The National Museum of Computing (TNMOC) held a press conference at Bletchley Park yesterday to unveil one of only two working examples of a new touch-based version of the 25-year-old BBC Domesday system. The focus was on the content and its history, with very few technical details being provided. However, it appears that the Domesday Touchtable was developed by London-based eMoot Limited. The company -- which includes some notable former BBC staff -- provides multitouch tables, kiosks and display walls for exhibitions, museums, and science and visitor centres, as well as video and other media services.
eMoot's previous work takes in the Tower of London Welcome Centre, Shipwrecked! at Merseyside Maritime Museum, Peter Rabbit's Garden at the Smithsonian in Washington, and the Western Wall Explorium in Jerusalem.
Aerian Studios, which is based in Bath, says it "conceptualised the project, as well as designing the user interface and graphics," while working closely with the BBC Domesday team.
In an earlier post, BBC's Domesday is reloaded in giant multitouch format, I said that the "Domesday Touchtable runs on a large touch-screen surface from San Jose-based PQ Labs, which is available in a range of sizes from 32 to 103 inches." While we could quibble about "surface", this is not quite correct.
"Technically, the touch screen [is not from PQ Labs], it’s their touch overlay, and that’s married with a screen from Sharp", I'm told.
In fact, eMoot offers a range of multitouch display products including the DiscoveryTable.
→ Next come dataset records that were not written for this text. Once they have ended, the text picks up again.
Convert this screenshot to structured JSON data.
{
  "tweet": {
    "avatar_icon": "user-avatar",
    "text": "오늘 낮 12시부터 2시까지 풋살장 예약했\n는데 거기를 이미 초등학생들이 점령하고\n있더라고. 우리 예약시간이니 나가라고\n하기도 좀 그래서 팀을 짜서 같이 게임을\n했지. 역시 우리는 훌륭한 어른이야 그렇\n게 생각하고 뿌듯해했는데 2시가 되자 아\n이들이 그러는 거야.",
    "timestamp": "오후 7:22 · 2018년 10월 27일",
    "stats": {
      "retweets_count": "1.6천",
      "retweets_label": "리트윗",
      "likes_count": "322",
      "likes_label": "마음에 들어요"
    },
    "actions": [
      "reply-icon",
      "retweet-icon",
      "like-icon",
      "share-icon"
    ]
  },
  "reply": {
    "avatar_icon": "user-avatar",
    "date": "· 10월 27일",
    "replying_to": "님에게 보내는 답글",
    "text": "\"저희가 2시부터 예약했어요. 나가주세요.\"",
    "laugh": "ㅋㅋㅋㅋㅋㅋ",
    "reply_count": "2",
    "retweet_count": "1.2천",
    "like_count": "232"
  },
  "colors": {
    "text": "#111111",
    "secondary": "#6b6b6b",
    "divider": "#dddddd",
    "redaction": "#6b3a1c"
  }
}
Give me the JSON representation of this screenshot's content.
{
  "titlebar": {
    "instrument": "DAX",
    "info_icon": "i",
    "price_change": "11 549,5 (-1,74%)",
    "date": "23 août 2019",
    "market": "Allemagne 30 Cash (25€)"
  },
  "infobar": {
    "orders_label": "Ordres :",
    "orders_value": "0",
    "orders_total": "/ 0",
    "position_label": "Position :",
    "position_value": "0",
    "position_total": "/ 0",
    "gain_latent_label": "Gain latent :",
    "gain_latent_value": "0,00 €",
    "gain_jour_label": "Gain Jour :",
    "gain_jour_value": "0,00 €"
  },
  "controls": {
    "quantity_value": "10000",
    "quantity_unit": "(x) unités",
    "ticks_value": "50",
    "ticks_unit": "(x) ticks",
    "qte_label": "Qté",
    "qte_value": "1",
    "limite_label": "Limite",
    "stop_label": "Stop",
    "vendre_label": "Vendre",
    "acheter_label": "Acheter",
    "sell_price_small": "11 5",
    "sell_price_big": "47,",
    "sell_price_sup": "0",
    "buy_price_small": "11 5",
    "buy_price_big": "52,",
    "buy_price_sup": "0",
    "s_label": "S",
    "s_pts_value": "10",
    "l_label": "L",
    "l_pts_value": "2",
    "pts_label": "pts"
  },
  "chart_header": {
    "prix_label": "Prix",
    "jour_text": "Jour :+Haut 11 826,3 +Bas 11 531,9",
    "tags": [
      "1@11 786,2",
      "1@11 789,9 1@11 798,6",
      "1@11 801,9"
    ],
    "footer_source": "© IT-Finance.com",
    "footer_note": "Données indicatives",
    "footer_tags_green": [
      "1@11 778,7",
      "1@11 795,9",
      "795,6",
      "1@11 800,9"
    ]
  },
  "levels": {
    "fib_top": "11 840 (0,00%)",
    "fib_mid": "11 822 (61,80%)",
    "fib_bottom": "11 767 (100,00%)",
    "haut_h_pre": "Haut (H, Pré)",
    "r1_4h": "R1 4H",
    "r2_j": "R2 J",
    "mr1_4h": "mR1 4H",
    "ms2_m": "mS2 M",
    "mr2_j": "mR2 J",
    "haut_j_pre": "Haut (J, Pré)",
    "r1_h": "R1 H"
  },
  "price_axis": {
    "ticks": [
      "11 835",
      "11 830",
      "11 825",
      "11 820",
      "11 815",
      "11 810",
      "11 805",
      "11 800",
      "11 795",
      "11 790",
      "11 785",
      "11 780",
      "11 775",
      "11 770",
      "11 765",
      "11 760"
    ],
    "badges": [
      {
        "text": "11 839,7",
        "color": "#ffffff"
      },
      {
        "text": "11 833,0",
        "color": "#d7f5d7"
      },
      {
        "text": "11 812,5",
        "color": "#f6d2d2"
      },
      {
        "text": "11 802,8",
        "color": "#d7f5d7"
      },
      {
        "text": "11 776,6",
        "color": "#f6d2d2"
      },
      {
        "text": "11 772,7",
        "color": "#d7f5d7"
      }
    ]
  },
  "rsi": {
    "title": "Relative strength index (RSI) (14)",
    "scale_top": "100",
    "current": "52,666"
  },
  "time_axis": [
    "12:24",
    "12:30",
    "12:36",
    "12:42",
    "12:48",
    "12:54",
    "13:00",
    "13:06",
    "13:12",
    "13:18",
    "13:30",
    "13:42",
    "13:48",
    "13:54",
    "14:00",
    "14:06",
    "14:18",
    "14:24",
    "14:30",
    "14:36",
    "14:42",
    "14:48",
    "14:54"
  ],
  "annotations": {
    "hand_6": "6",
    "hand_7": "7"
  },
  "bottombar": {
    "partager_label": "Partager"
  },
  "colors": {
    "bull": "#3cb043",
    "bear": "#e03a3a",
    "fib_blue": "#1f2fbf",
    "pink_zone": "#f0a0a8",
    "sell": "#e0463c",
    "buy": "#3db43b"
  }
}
This comes in sizes of 42 inches, 52 inches (as used in TNMOC's Domesday installation) or larger, and "can support 2, 6 or 32 simultaneous touches". eMoot says "the overlays support all the standard MultiTouch interfaces including Windows 7, TUIO and Flash TUIO."
My report also mentioned the Windows 7-based Microsoft Surface 2, which is the latest version of a similar touch-based table, though it works in a different way. Surface 2 was first shown at CES in January, and is now being manufactured by Samsung as the SUR40 (the 40-inch screen version). It is being adopted by some companies -- banks, large hotels, casinos etc -- mainly as an attention-getting way of delivering information to customers, though by PC industry standards, sales must be minuscule.
I'm told that eMoot's DiscoveryTable had two major advantages over the Microsoft Surface 2. First, it could provide a bigger screen, and so handle more people at once. Second, it was actually available, while Surface 2, wasn't -- "certainly not in the timescale of this project". However, "the Domesday software would indeed run pretty much unaltered on the MS hardware."
This is reassuring. While it won't last as long as the Domesday Book, the Domesday Touchtable should last longer than the first BBC version. This was based on an Acorn BBC Master computer and Philips LV-ROM laser discs, and had an embarrassingly brief life.
It could prove even more useful if the Microsoft Surface 2 ever comes down to the sort of price that would be attractive to schools, colleges and libraries, because they could also use it to run other touch software. That's not out of the question. The SUR40 has a US price of $8,900, which converts to £5,695 (excluding VAT). The BBC AIV system used for the original Domesday system cost £5,156.75 (including VAT) in 1986. Allowing for inflation, the Surface 2 is already cheaper.
Of course, most schools couldn't afford to buy a BBC AIV system way back then, and most couldn't afford a Surface 2 now. But some undoubtedly could.
eMoot's MultiTouch Art Machine, designed for science centres and art galleries, is based on the DiscoveryTable.